DESCRIPTION OF THE TASK: A complete and exact copy of the data below is required.

-=-=-

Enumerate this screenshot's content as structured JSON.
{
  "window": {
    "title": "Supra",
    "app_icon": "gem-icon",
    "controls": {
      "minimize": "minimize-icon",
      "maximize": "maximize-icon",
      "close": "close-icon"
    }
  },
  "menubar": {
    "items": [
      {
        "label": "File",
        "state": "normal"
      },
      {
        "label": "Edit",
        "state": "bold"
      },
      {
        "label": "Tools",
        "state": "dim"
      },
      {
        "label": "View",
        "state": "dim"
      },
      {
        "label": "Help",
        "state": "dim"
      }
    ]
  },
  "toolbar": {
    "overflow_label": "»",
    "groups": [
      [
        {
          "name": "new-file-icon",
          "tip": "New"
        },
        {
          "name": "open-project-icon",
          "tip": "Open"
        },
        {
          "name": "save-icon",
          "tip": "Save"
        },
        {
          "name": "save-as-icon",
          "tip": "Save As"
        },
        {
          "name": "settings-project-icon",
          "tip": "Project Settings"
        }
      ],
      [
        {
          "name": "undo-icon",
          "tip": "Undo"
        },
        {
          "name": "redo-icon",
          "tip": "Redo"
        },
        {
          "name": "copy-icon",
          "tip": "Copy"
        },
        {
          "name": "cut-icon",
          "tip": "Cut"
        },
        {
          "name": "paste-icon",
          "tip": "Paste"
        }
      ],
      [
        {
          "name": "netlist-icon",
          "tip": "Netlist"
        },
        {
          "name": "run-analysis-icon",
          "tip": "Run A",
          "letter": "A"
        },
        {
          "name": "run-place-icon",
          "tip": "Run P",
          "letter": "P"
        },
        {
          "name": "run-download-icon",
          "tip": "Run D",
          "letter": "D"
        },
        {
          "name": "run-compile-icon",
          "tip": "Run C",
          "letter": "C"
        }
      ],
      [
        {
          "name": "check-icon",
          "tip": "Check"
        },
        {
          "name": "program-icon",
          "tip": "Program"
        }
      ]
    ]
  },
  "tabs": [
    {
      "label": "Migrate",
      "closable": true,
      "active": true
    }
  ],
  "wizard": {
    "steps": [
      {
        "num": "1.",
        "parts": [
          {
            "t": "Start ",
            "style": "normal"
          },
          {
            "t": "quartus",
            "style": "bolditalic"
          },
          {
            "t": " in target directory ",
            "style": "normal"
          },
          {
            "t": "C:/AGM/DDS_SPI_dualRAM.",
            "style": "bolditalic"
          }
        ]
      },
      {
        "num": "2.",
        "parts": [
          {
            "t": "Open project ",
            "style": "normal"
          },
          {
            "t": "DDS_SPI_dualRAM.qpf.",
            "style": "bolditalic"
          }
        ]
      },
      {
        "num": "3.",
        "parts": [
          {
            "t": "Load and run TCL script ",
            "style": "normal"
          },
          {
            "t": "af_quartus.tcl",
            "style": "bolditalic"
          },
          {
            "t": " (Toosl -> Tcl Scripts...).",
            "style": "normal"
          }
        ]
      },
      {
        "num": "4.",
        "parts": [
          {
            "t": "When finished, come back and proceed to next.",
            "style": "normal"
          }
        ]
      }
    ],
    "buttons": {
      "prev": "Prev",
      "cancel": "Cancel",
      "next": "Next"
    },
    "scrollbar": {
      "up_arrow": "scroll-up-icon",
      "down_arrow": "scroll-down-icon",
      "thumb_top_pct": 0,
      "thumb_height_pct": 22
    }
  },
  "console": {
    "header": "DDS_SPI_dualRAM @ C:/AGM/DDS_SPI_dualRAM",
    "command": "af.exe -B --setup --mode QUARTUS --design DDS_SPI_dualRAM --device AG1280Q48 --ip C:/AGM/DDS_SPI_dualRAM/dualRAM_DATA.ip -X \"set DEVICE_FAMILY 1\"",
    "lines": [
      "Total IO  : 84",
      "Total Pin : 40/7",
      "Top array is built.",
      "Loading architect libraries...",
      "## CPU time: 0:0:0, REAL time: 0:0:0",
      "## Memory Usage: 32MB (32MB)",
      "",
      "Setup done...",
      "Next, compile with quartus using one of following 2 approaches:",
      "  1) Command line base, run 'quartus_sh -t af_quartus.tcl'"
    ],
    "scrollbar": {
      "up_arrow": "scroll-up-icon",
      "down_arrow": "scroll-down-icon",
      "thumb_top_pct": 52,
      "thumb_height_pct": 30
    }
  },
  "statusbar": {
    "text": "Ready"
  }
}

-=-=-

SOLVED EXERCISE:
Enumerate this screenshot's content as structured JSON.
{
  "window": {
    "title": "Supra",
    "app_icon": "gem-icon",
    "controls": {
      "minimize": "minimize-icon",
      "maximize": "maximize-icon",
      "close": "close-icon"
    }
  },
  "menubar": {
    "items": [
      {
        "label": "File",
        "state": "normal"
      },
      {
        "label": "Edit",
        "state": "bold"
      },
      {
        "label": "Tools",
        "state": "dim"
      },
      {
        "label": "View",
        "state": "dim"
      },
      {
        "label": "Help",
        "state": "dim"
      }
    ]
  },
  "toolbar": {
    "overflow_label": "»",
    "groups": [
      [
        {
          "name": "new-file-icon",
          "tip": "New"
        },
        {
          "name": "open-project-icon",
          "tip": "Open"
        },
        {
          "name": "save-icon",
          "tip": "Save"
        },
        {
          "name": "save-as-icon",
          "tip": "Save As"
        },
        {
          "name": "settings-project-icon",
          "tip": "Project Settings"
        }
      ],
      [
        {
          "name": "undo-icon",
          "tip": "Undo"
        },
        {
          "name": "redo-icon",
          "tip": "Redo"
        },
        {
          "name": "copy-icon",
          "tip": "Copy"
        },
        {
          "name": "cut-icon",
          "tip": "Cut"
        },
        {
          "name": "paste-icon",
          "tip": "Paste"
        }
      ],
      [
        {
          "name": "netlist-icon",
          "tip": "Netlist"
        },
        {
          "name": "run-analysis-icon",
          "tip": "Run A",
          "letter": "A"
        },
        {
          "name": "run-place-icon",
          "tip": "Run P",
          "letter": "P"
        },
        {
          "name": "run-download-icon",
          "tip": "Run D",
          "letter": "D"
        },
        {
          "name": "run-compile-icon",
          "tip": "Run C",
          "letter": "C"
        }
      ],
      [
        {
          "name": "check-icon",
          "tip": "Check"
        },
        {
          "name": "program-icon",
          "tip": "Program"
        }
      ]
    ]
  },
  "tabs": [
    {
      "label": "Migrate",
      "closable": true,
      "active": true
    }
  ],
  "wizard": {
    "steps": [
      {
        "num": "1.",
        "parts": [
          {
            "t": "Start ",
            "style": "normal"
          },
          {
            "t": "quartus",
            "style": "bolditalic"
          },
          {
            "t": " in target directory ",
            "style": "normal"
          },
          {
            "t": "C:/AGM/DDS_SPI_dualRAM.",
            "style": "bolditalic"
          }
        ]
      },
      {
        "num": "2.",
        "parts": [
          {
            "t": "Open project ",
            "style": "normal"
          },
          {
            "t": "DDS_SPI_dualRAM.qpf.",
            "style": "bolditalic"
          }
        ]
      },
      {
        "num": "3.",
        "parts": [
          {
            "t": "Load and run TCL script ",
            "style": "normal"
          },
          {
            "t": "af_quartus.tcl",
            "style": "bolditalic"
          },
          {
            "t": " (Toosl -> Tcl Scripts...).",
            "style": "normal"
          }
        ]
      },
      {
        "num": "4.",
        "parts": [
          {
            "t": "When finished, come back and proceed to next.",
            "style": "normal"
          }
        ]
      }
    ],
    "buttons": {
      "prev": "Prev",
      "cancel": "Cancel",
      "next": "Next"
    },
    "scrollbar": {
      "up_arrow": "scroll-up-icon",
      "down_arrow": "scroll-down-icon",
      "thumb_top_pct": 0,
      "thumb_height_pct": 22
    }
  },
  "console": {
    "header": "DDS_SPI_dualRAM @ C:/AGM/DDS_SPI_dualRAM",
    "command": "af.exe -B --setup --mode QUARTUS --design DDS_SPI_dualRAM --device AG1280Q48 --ip C:/AGM/DDS_SPI_dualRAM/dualRAM_DATA.ip -X \"set DEVICE_FAMILY 1\"",
    "lines": [
      "Total IO  : 84",
      "Total Pin : 40/7",
      "Top array is built.",
      "Loading architect libraries...",
      "## CPU time: 0:0:0, REAL time: 0:0:0",
      "## Memory Usage: 32MB (32MB)",
      "",
      "Setup done...",
      "Next, compile with quartus using one of following 2 approaches:",
      "  1) Command line base, run 'quartus_sh -t af_quartus.tcl'"
    ],
    "scrollbar": {
      "up_arrow": "scroll-up-icon",
      "down_arrow": "scroll-down-icon",
      "thumb_top_pct": 52,
      "thumb_height_pct": 30
    }
  },
  "statusbar": {
    "text": "Ready"
  }
}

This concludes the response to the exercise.